As you might imagine, patch-clamp is a fussy and difficult technique that requires months of training, limiting its practice to few laboratories. But what if you could automate the process? Instead of training humans to perform patch-clamp, labs could just order a robot programmed to do the job.
Researchers at MIT and the Georgia Institute of Technology have delegated whole-cell patch-clamp electrophysiology to a robot arm equipped with a cell-detection algorithm. The arm lowers the patch-clamp pipette into the brain of an unconscious mouse while measuring how easy it is for electricity to move out of the pipette. With no cells nearby, electricity flows easily, but when the pipette runs up near a neuron, the flow is impeded, allowing the arm to detect a cell. Under the guidance of an algorithm, the pipette moves along in two-micron increments, measuring the electrical impedance ten times every second and stopping as soon as the impedance shoots up, indicating the presence of a cell. Once it senses the cell, the robot arm can perform the patch-clamp procedure on it.

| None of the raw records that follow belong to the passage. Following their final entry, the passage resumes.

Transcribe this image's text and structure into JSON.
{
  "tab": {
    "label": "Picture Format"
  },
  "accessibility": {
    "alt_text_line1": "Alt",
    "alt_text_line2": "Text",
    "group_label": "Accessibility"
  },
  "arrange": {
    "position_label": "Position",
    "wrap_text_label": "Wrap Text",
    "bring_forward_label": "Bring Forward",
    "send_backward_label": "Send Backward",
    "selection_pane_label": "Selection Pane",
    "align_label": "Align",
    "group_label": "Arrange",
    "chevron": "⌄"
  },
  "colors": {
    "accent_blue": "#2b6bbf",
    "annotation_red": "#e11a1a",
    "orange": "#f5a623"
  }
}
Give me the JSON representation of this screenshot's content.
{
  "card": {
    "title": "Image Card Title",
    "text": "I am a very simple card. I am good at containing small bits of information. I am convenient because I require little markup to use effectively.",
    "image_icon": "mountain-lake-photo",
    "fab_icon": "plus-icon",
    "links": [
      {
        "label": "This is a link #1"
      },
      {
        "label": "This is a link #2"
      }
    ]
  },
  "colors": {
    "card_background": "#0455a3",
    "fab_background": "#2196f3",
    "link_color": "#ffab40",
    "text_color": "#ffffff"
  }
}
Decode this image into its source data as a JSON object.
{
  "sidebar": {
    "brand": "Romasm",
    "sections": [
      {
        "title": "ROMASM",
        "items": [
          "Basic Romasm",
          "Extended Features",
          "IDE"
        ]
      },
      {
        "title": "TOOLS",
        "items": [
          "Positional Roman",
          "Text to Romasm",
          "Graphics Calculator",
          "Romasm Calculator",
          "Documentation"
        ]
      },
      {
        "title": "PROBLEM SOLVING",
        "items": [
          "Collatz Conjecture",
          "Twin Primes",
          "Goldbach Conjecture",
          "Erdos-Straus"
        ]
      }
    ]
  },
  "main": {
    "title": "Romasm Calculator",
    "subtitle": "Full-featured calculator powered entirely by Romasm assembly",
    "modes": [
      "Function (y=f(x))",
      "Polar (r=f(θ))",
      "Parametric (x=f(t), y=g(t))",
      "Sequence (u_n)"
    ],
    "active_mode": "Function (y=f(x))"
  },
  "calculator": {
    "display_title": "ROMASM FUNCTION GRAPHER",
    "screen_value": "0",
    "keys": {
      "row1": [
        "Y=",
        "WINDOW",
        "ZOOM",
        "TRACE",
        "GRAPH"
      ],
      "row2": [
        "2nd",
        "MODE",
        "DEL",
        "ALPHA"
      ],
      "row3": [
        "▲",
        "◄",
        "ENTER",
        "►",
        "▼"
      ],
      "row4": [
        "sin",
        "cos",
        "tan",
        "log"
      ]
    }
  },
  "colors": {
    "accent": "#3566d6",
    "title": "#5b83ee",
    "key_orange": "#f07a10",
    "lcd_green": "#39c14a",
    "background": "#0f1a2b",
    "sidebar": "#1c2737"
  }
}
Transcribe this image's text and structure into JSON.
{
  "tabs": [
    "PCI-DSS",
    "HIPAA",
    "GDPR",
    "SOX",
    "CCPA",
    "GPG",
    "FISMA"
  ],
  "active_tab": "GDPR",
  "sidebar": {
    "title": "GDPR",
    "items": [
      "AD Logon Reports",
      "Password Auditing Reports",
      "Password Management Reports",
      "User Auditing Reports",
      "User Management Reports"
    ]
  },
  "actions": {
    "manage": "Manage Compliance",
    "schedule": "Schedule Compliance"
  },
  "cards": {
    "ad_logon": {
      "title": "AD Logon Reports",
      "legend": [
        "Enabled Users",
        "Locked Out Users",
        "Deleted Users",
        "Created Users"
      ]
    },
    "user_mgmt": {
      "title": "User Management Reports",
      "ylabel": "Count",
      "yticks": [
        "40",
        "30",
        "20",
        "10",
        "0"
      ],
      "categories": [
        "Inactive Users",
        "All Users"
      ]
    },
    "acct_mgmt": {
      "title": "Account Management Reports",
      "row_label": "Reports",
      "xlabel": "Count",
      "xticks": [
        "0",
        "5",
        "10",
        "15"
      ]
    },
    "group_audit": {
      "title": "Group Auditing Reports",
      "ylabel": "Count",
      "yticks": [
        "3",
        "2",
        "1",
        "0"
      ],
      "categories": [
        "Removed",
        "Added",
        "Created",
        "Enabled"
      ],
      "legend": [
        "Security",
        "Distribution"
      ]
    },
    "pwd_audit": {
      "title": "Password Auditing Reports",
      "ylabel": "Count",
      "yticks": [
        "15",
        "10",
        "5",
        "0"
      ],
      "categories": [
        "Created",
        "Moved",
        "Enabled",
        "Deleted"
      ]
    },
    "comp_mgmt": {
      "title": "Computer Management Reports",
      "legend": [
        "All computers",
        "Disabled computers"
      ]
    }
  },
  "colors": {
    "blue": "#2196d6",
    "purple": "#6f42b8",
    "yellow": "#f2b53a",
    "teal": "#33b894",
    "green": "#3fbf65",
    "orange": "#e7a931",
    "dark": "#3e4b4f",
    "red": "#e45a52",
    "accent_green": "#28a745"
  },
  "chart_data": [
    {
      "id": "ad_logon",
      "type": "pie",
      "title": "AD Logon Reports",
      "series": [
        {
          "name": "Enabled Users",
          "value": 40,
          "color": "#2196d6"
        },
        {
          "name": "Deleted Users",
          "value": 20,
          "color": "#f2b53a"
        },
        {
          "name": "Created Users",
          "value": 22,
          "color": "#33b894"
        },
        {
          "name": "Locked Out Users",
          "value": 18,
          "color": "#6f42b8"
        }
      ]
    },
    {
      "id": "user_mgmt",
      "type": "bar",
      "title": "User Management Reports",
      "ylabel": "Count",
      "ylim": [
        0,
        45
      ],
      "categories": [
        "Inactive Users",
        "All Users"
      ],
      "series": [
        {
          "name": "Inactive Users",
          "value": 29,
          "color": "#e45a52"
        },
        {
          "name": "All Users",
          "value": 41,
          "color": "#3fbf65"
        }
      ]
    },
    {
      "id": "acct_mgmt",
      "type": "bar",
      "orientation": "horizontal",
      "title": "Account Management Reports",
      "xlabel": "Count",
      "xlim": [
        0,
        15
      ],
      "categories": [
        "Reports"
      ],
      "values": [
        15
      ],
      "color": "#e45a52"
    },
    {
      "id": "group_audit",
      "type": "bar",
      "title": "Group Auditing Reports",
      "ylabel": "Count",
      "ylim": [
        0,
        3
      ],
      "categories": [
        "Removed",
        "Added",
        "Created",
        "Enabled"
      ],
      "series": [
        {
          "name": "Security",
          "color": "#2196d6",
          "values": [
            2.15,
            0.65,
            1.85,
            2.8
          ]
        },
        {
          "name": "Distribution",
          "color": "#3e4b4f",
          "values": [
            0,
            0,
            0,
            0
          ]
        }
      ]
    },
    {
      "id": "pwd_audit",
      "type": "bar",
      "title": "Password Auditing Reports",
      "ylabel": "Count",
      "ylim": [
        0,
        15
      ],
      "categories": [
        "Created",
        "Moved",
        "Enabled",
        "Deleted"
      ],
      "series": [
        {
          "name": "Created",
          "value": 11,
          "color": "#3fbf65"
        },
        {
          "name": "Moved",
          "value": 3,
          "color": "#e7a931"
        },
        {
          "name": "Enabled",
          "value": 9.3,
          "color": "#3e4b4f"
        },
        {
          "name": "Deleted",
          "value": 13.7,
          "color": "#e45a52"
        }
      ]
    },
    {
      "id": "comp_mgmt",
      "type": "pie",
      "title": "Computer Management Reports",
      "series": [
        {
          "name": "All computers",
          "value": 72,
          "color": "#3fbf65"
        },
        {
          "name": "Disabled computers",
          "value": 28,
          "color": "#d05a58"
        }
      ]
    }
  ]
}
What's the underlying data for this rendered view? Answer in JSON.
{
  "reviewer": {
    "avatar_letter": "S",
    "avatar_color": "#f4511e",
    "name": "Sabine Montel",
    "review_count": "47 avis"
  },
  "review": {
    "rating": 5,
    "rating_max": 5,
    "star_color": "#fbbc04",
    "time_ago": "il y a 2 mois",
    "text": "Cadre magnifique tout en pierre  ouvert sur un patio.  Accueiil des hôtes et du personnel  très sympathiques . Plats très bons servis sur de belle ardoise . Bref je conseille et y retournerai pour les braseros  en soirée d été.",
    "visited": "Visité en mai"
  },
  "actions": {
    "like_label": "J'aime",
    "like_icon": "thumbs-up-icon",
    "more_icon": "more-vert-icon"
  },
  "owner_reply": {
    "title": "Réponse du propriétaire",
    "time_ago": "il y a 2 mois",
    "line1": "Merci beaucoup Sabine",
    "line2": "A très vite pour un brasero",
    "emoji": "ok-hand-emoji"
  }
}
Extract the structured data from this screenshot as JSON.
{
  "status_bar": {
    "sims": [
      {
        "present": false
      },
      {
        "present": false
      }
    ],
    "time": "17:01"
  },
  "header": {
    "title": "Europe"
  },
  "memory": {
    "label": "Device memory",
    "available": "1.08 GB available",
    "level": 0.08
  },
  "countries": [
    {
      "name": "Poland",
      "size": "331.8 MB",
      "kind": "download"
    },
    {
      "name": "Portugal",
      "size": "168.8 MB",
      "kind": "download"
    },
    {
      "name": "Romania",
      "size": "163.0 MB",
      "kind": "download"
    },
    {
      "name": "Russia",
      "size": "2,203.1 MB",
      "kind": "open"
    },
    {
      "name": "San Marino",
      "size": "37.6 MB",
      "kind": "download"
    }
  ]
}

So far, the automated robot arm is great at detecting the cells, finding neurons 90 percent of the time, but it's not as good at performing the patch-clamp technique, only creating the connection about 40 percent of the time. Still, considering that humans can't get it right all the time either, the robot arm is pretty good at this technique, and it doesn't require a lengthy training process.
Based on their results, the researchers suggest that even more neuroscience could become automated:
"We have developed a robot that automatically performs patch clamping in vivo and demonstrated its use in the cortex and hippocampus of live mice. We anticipate that other applications of robotics to the automation of in vivo neuroscience experiments, and to other in vivo assays in bioengineering and medicine, will be possible. The ability to automatically make micropipettes… and to install them automatically, might eliminate some of the few remaining steps requiring human intervention. The use of automated respiratory and temperature monitoring could enable a single human operator to control many rigs at once, further increasing throughput."
While having robots examine brains for us would certainly be convenient, time-saving, and possibly more precise than human operators, I have to ask: Would you trust a bot with your own open skull? True, humans can make devastating mistakes without machine intervention, but the idea of one of our robot brethren cracking my head open still makes me a wee bit nervous.
Via Nature Methods